* [Task to complete]
Entries follow. Return each line that contains the word "Voltage".

··· Input records

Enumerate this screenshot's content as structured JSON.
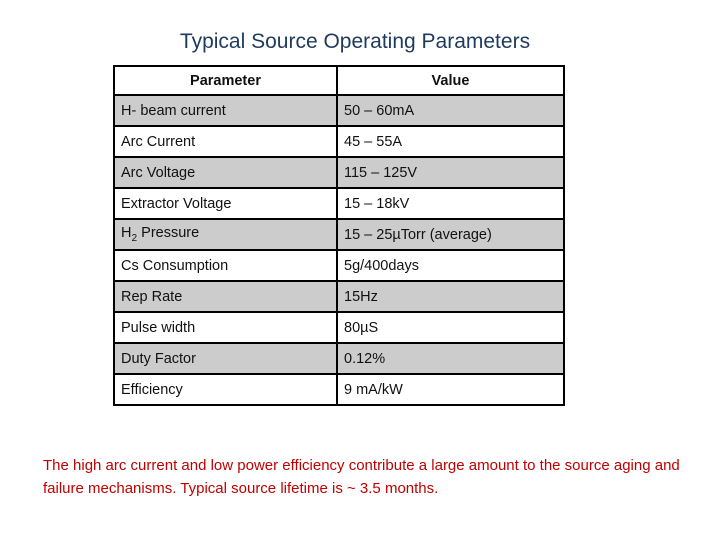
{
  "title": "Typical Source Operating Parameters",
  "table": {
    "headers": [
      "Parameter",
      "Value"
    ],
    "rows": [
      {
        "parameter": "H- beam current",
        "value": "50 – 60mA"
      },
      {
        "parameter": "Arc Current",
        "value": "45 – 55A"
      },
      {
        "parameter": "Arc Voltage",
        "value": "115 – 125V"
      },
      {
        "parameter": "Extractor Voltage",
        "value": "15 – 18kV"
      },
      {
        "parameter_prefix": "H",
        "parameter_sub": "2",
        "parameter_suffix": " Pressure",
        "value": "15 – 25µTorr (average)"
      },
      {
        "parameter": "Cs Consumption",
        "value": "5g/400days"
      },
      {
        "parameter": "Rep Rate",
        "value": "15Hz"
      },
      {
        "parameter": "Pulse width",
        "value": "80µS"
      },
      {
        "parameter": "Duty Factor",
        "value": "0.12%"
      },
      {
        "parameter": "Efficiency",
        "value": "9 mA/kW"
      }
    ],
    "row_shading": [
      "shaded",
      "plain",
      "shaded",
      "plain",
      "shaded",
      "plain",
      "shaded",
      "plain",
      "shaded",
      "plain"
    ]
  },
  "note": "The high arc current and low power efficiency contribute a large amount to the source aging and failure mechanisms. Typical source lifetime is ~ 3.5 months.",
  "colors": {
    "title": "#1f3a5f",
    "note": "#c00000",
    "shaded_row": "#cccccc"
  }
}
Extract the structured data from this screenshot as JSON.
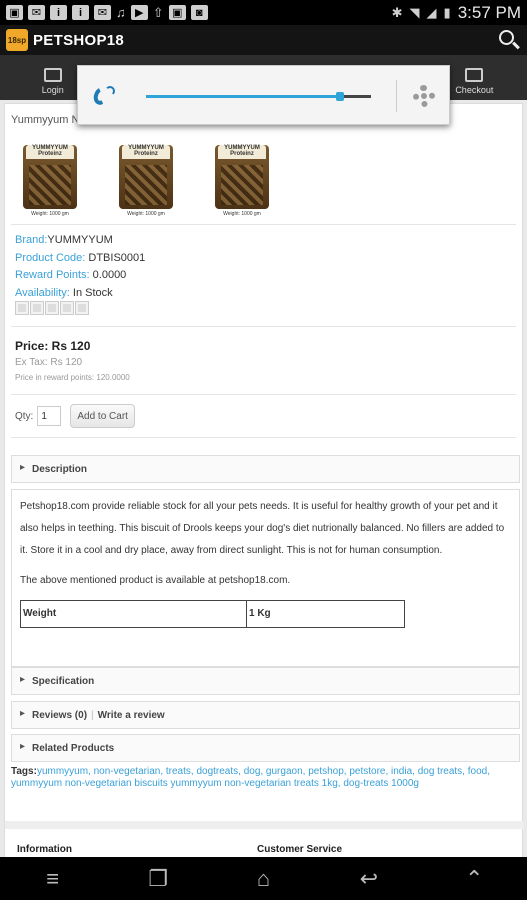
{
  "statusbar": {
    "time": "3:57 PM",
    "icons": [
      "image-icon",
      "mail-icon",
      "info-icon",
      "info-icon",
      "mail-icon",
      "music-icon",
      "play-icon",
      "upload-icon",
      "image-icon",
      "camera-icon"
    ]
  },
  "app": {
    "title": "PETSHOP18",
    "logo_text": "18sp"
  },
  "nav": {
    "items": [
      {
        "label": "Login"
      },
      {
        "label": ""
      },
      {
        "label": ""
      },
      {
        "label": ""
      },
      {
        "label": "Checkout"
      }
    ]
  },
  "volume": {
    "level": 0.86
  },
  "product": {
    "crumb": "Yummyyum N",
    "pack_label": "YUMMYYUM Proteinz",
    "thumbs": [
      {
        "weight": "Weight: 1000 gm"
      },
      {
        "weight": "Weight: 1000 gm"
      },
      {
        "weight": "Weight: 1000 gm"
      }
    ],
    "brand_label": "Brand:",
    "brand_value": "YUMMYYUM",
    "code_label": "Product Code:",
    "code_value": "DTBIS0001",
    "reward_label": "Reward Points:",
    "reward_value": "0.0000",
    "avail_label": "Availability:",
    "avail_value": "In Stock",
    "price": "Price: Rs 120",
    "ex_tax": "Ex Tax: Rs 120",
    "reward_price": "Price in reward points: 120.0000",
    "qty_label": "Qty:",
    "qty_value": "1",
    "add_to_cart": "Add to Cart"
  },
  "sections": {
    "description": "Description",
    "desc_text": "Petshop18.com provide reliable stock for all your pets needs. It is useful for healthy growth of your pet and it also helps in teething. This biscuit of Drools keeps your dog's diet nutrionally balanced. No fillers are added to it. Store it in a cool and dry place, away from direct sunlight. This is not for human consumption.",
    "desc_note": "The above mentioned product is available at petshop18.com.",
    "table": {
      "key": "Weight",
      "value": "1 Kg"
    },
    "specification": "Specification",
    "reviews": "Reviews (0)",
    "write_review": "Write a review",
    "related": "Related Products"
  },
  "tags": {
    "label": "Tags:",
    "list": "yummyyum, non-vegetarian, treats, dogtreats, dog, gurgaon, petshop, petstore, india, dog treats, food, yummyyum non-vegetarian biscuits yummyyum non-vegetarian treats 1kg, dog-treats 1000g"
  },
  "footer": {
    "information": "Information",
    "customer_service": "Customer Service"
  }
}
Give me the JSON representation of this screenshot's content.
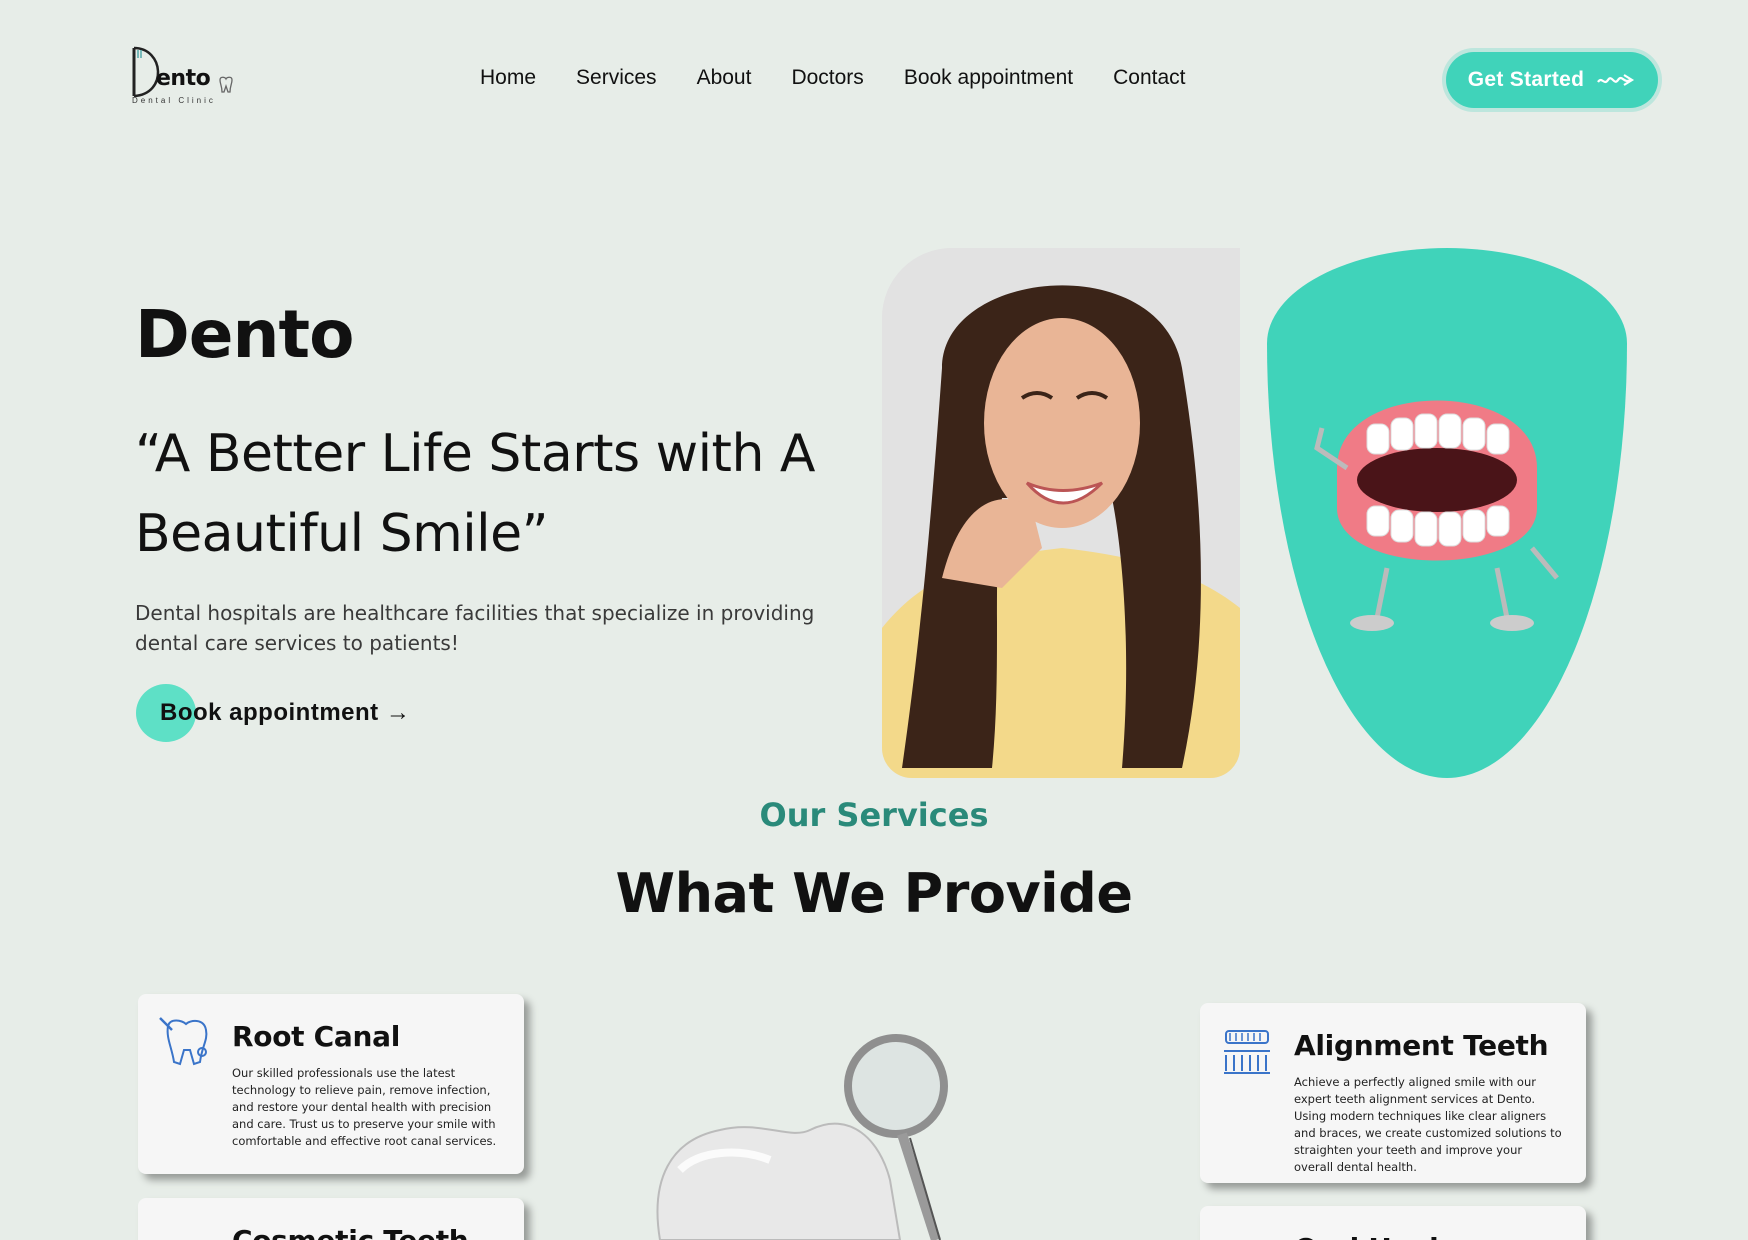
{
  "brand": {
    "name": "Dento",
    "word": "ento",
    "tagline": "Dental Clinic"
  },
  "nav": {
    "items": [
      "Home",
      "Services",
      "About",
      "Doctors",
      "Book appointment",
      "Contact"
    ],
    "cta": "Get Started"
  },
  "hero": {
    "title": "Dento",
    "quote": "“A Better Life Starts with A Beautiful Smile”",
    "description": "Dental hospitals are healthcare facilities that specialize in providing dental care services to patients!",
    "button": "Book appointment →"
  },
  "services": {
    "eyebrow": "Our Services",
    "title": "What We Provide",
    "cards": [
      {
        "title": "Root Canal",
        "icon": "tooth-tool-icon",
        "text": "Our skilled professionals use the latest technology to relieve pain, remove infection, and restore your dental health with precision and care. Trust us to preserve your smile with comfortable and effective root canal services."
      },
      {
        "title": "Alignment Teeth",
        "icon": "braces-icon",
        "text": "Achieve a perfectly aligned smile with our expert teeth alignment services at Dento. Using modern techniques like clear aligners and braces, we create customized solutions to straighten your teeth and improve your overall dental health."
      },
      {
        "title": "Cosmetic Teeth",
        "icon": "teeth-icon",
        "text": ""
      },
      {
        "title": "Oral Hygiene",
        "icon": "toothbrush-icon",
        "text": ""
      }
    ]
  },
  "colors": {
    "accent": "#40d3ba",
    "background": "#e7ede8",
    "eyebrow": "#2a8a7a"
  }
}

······

* [Solution to the problem]
        "parameter": "Arc Voltage",
        "parameter": "Extractor Voltage",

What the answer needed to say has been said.